Now Alex has retracted his testimony and the fallout is likely to be huge, not least for other representatives of the 'heaven tourism' genre – for a genre is what it has become.
Little Colton Burpo, for instance, survived a life-threatening burst appendix at the age of four. His father Todd, a Methodist minister, wrote Heaven Is For Real about Colton's experiences in heaven, which included patting Jesus' multi-coloured striped horse and being serenaded by winged angels. Colton, too, saw Satan, though he was always too upset to describe him.
Another of this ilk is 90 Minutes in Heaven, by Don Piper, recounting his experiences after an accident; and then there's Flight to Heaven, by Captain Dale Black, or My Journey to Heaven by Marvin Besteman. There's also 23 Minutes in Hell, by Bill Wiese; it is a memoir of his visit to the infernal regions, not of the experience of reading the other titles. Some of these have been made into films. They've all made money.
Now, it's fair to say that this sort of thing gets much more traction on one side of the Atlantic than it does on the other, though the impeccably evangelical Southern Baptist Convention (SBC) has come down pretty hard on the whole phenomenon: it passed a resolution at its conference last year "on the sufficiency of Scripture regarding the afterlife" which warned that "Many of these books and movies have sought to describe heaven from a subjective, experiential source, mainly via personal testimonies that cannot be corroborated" and stressed that "Many devout and well-meaning people allow these to become their source and basis for an understanding of the afterlife rather than scriptural truth."
But what is really going on? Are these authors out to make a fast buck from gullible Christians? Or are they seriously deluded, on a par with people who claim to have been abducted by aliens? Or are they telling the unvarnished truth?
As to the first question: we should not be so cynical as to believe that all of these authors – or their parents – are driven by the profit motive. Whether any of them at all are, we wouldn't know – though pointing out the scale of the rewards from films and speaking tours is fair enough.
Are they deluded? Here we enter a grey area. The SBC is quite right when it says that though people are raised from death in the Bible, God "has not given us any report of their individual experience in the afterlife". Modern heaven tourists are suspiciously explicit about what they see and do, and their accounts appear to owe much more to conventional Western spiritual iconography than to the Bible.
However, there is a middle way. There is a vast literature on Near Death Experiences (NDE), from both the scientific and the spiritual/religious points of view. There is no real consensus about what they actually are: neuroscientists speak of physiological and psychological factors, while others regard them as indications of transcendence. There are very many features, such as seeing bright lights, moving through a tunnel, a sense of love and acceptance, and a sense of removal from the world, which are common to people of all religions and none. It's quite likely that people from a strongly Christian background who are steeped in the Christian story and Christian imagery, when they return to consciousness and after a period of months or years, will interpret their experiences in the light of what they know. Are they deceiving us? No. Would I hire them to guide me round heaven? Again, no.

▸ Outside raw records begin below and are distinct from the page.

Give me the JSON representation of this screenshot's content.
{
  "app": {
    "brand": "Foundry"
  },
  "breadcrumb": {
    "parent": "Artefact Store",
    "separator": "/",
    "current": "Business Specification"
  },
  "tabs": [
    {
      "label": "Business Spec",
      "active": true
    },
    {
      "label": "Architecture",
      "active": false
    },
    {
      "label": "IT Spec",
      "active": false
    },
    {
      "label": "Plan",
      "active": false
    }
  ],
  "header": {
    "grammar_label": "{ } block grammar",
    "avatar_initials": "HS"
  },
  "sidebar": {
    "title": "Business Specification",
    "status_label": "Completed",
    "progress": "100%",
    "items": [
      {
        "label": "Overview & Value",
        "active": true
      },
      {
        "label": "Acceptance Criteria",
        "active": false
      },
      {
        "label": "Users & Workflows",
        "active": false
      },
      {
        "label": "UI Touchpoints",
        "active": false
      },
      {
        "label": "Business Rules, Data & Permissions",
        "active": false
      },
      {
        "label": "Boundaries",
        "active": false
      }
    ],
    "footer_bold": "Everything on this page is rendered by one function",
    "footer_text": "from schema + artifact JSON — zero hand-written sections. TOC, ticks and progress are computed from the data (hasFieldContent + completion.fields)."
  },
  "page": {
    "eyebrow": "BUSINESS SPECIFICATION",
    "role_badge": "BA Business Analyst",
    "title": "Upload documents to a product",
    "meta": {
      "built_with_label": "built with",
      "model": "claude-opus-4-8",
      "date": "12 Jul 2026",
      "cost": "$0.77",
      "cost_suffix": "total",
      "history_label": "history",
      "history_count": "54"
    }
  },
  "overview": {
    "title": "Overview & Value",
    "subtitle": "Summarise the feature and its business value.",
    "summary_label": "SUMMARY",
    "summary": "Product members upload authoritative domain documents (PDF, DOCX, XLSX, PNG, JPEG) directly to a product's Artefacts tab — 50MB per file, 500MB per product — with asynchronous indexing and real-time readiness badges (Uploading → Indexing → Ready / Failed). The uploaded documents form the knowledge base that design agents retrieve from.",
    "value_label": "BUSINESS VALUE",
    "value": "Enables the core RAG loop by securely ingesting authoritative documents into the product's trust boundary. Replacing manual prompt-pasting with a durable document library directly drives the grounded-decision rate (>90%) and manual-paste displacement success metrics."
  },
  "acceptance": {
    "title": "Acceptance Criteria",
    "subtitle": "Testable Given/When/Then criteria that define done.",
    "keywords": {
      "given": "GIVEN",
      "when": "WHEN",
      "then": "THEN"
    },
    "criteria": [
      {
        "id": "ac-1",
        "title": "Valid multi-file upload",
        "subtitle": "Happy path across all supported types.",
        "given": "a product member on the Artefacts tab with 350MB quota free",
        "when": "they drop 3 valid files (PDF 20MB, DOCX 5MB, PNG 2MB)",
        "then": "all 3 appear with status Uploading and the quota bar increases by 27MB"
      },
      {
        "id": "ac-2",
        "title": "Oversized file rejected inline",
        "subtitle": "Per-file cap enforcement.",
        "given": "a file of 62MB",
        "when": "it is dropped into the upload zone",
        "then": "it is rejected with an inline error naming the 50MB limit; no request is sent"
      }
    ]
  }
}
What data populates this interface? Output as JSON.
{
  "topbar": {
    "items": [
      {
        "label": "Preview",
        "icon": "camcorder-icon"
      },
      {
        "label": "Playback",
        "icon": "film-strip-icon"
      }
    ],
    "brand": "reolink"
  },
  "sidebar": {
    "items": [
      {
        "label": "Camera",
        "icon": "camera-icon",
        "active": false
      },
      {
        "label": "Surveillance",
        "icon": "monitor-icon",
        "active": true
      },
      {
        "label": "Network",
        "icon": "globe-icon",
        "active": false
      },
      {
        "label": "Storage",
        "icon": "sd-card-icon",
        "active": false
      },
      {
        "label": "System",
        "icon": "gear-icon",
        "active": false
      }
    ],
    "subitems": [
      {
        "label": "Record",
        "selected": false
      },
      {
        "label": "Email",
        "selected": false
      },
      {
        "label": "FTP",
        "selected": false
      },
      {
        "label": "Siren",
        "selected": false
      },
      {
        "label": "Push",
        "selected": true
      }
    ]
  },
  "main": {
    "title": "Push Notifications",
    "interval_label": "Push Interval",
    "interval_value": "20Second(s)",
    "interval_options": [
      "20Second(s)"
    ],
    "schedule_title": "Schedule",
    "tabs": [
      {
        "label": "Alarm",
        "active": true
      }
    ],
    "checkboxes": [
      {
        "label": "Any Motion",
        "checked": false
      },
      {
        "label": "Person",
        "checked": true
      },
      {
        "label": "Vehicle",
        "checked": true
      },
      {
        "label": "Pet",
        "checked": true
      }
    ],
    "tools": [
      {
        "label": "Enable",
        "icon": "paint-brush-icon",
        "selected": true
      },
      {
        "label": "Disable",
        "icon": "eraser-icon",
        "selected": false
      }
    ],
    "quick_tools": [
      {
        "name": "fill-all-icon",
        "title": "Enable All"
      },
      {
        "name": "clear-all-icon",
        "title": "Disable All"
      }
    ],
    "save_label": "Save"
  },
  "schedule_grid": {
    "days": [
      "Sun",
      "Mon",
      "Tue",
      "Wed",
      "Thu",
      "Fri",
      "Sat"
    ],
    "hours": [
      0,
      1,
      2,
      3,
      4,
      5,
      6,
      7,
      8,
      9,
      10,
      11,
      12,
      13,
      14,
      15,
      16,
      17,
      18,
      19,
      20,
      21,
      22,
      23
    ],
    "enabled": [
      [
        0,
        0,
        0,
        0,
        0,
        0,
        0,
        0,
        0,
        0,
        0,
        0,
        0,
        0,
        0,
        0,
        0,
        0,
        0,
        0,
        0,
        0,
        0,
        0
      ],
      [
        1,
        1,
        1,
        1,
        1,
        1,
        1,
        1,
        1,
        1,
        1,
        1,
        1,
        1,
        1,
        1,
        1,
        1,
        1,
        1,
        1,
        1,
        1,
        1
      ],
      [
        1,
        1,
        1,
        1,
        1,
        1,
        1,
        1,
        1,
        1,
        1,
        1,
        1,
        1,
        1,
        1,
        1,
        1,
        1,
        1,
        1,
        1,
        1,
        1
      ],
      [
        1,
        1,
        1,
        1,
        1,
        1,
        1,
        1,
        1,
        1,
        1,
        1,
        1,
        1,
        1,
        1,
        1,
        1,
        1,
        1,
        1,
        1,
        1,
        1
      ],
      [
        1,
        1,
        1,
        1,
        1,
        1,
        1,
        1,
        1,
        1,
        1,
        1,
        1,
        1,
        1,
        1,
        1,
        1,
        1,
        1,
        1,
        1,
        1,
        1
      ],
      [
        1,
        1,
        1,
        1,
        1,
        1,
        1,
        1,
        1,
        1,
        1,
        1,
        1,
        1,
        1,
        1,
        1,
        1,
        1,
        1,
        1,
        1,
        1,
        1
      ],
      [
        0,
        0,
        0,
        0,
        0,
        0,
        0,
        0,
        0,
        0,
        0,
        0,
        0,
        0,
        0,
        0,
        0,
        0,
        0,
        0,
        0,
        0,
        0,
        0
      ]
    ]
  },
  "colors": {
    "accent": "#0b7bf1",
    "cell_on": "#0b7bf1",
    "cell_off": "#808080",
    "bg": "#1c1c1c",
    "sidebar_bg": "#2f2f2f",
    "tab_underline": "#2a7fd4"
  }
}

Some of these books are probably more helpful than others, and if they help establish people more firmly in their faith and in the hope of God's future, cynics should not complain. However, they are not a secure foundation, as Alex Malarkey's retraction has shown, and a little more healthy scepticism about these accounts – not least on the part of the publishers who commission and promote them – would be no bad thing.
Human testimony is fallible. Instead of seeking proof of the small things – like heaven and hell – a mature faith will rest on the revelation of God in Christ, who "fills everything in every way" (Ephesians 1:23). Christ himself, after all, was a reverse 'heaven tourist'. He has been planting outposts of heaven ever since, as Paul reminded the Philippians (3:20). So counter-intuitive as it might be – and far less bankable – if we want to know what heaven is like we shouldn't go to a bookshop, we should go to church.